Genetic underpinnings of severe, life-threatening COVID-19 uncovered
The propensity of the novel coronavirus disease (COVID-19) to develop into a severe and life-threatening disease appears to be influenced by genetics, according to the GenOMICC* study, whose results were recently presented at the eCritical Care Reviews Meeting 2021 (eCCR21).
“There is always variability in susceptibility to infection,” said Kenneth Baillie, leader of GenOMICC. “There are multiple biological factors underlying that, but some of it is genetic.”
This analysis sought to identify key genes and molecules regarding COVID-19 and open up new therapeutic avenues.
The researchers first searched for genetic signals in 2,244 critically ill COVID-19 patients, enrolled from 208 UK intensive care units. Using ancestry-matched controls, while excluding individuals with known COVID-19 exposure, a genome-wide association study (GWAS) identified 15 independent genetic signals, with p-value <5×10–8. [Nature 2020;doi:10.1038/s41586-020-03065-y]
Of these, eight were successfully validated in a subsequent GWAS that used two independent population genetic studies as controls.
To further refine the list of potential genetic targets, the researchers replicated their findings in a meta-analysis of data from 2,415 hospitalized COVID-19 patients, retrieved from the COVID-19 Host Genetics Initiative, along with 1,128 cases from 23andMe. A total of 477,741 and 679,531 unexposed controls were also enrolled from the respective data sources.

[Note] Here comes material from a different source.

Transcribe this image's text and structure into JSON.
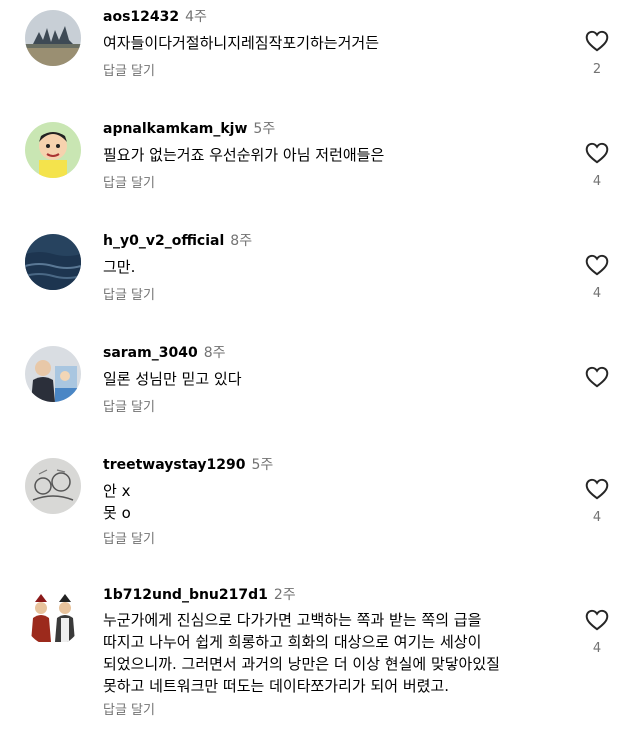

Ultimately, five genetic signals emerged significant in both the initial GWAS and subsequent replication studies. These included specific loci in or around the OAS gene cluster, and the TYK2, DPP9, CCR2, and IFNAR2 genes.

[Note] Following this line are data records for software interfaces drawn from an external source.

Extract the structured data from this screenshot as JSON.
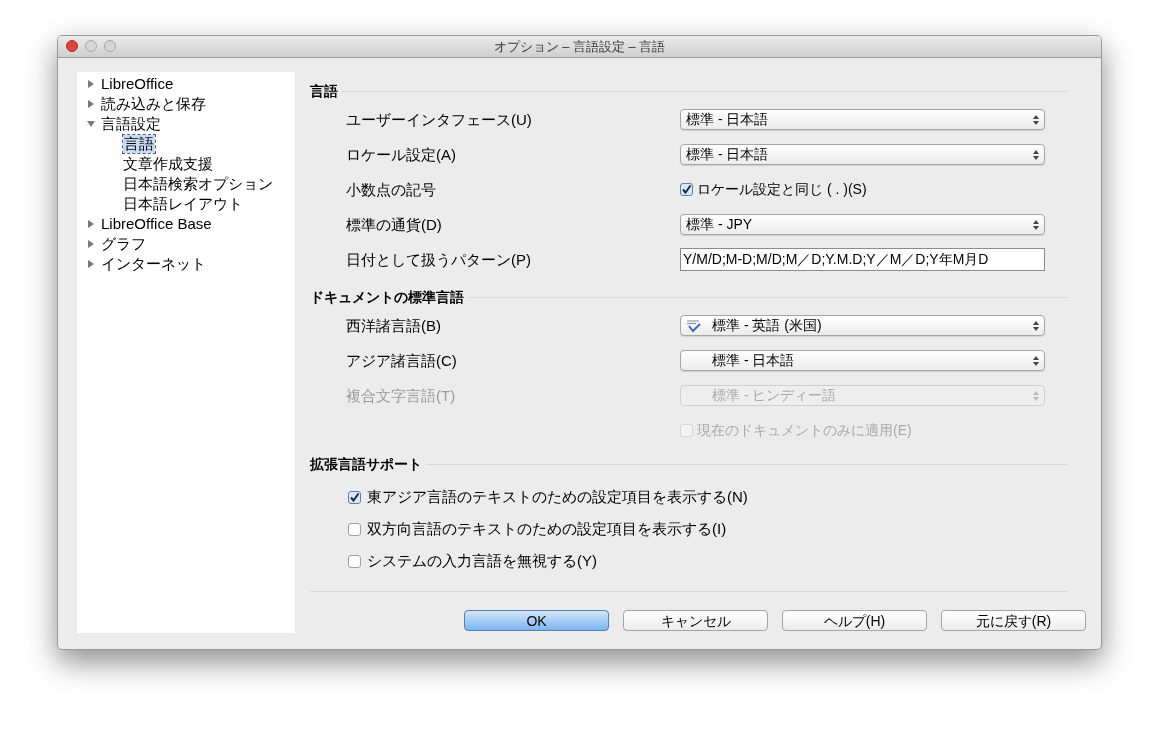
{
  "window": {
    "title": "オプション – 言語設定 – 言語"
  },
  "sidebar": {
    "items": [
      {
        "label": "LibreOffice",
        "expanded": false,
        "selected": false
      },
      {
        "label": "読み込みと保存",
        "expanded": false,
        "selected": false
      },
      {
        "label": "言語設定",
        "expanded": true,
        "selected": false,
        "children": [
          {
            "label": "言語",
            "selected": true
          },
          {
            "label": "文章作成支援",
            "selected": false
          },
          {
            "label": "日本語検索オプション",
            "selected": false
          },
          {
            "label": "日本語レイアウト",
            "selected": false
          }
        ]
      },
      {
        "label": "LibreOffice Base",
        "expanded": false,
        "selected": false
      },
      {
        "label": "グラフ",
        "expanded": false,
        "selected": false
      },
      {
        "label": "インターネット",
        "expanded": false,
        "selected": false
      }
    ]
  },
  "sections": [
    {
      "title": "言語",
      "rows": [
        {
          "label": "ユーザーインタフェース(U)",
          "disabled": false,
          "control": {
            "kind": "select",
            "value": "標準 - 日本語",
            "disabled": false
          }
        },
        {
          "label": "ロケール設定(A)",
          "disabled": false,
          "control": {
            "kind": "select",
            "value": "標準 - 日本語",
            "disabled": false
          }
        },
        {
          "label": "小数点の記号",
          "disabled": false,
          "control": {
            "kind": "checkbox",
            "label": "ロケール設定と同じ ( . )(S)",
            "checked": true,
            "disabled": false
          }
        },
        {
          "label": "標準の通貨(D)",
          "disabled": false,
          "control": {
            "kind": "select",
            "value": "標準 - JPY",
            "disabled": false
          }
        },
        {
          "label": "日付として扱うパターン(P)",
          "disabled": false,
          "control": {
            "kind": "text",
            "value": "Y/M/D;M-D;M/D;M／D;Y.M.D;Y／M／D;Y年M月D"
          }
        }
      ]
    },
    {
      "title": "ドキュメントの標準言語",
      "rows": [
        {
          "label": "西洋諸言語(B)",
          "disabled": false,
          "control": {
            "kind": "language_select",
            "value": "標準 - 英語 (米国)",
            "disabled": false,
            "spellcheck": true
          }
        },
        {
          "label": "アジア諸言語(C)",
          "disabled": false,
          "control": {
            "kind": "language_select",
            "value": "標準 - 日本語",
            "disabled": false,
            "spellcheck": false
          }
        },
        {
          "label": "複合文字言語(T)",
          "disabled": true,
          "control": {
            "kind": "language_select",
            "value": "標準 - ヒンディー語",
            "disabled": true,
            "spellcheck": false
          }
        },
        {
          "control": {
            "kind": "checkbox",
            "label": "現在のドキュメントのみに適用(E)",
            "checked": false,
            "disabled": true
          }
        }
      ]
    },
    {
      "title": "拡張言語サポート",
      "options": [
        {
          "label": "東アジア言語のテキストのための設定項目を表示する(N)",
          "checked": true
        },
        {
          "label": "双方向言語のテキストのための設定項目を表示する(I)",
          "checked": false
        },
        {
          "label": "システムの入力言語を無視する(Y)",
          "checked": false
        }
      ]
    }
  ],
  "buttons": [
    {
      "label": "OK",
      "default": true
    },
    {
      "label": "キャンセル",
      "default": false
    },
    {
      "label": "ヘルプ(H)",
      "default": false
    },
    {
      "label": "元に戻す(R)",
      "default": false
    }
  ]
}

“Our findings reveal that critical illness in COVID-19 is related to at least two biological mechanisms: innate antiviral defences, which are known to be important early in disease (IFNAR2 and OAS genes), and host-driven inflammatory lung injury, which is a key mechanism of late, life-threatening COVID-19 (DPP9, TYK2, and CCR2),” the researchers explained.

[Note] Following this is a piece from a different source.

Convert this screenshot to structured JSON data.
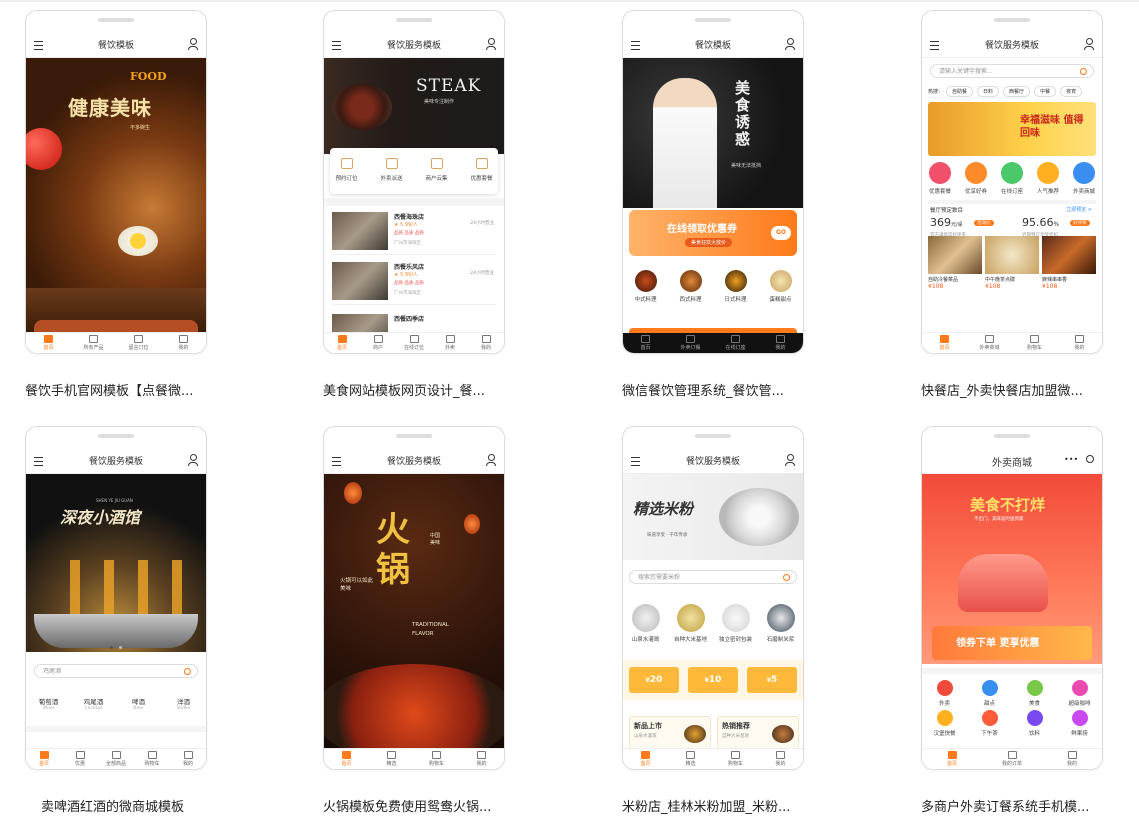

Mendelian randomization further revealed a causal effect of the IFNAR2 gene on the likelihood of developing severe or life-threatening COVID-19. Particularly, enhanced expression of its resulting interferon receptor subunit protein significantly reduced the odds of such an outcome.
While the other genetic loci failed to demonstrate significance in Mendelian randomization, their known biological functions nevertheless support their potential roles in COVID-19 disease course. OAS genes, for instance, form part of the pathway that culminates in the activation of RNAse L, an enzyme that can degrade double-stranded RNA, which coronaviruses use as a replication intermediate. [Exp Mol Med 2015;47:e144; J Virol 2012;86:5808-5816]
“Genetics can potentially lead us to new treatments. That’s fundamentally the reason for doing all of this work and that’s why clinicians should be interested,” said Baillie, referring to the GenOMICC study.
“This is the work of an absolutely colossal number of people who really did all work very, very hard to make it happen,” he added.
*Genetics of mortality in critical care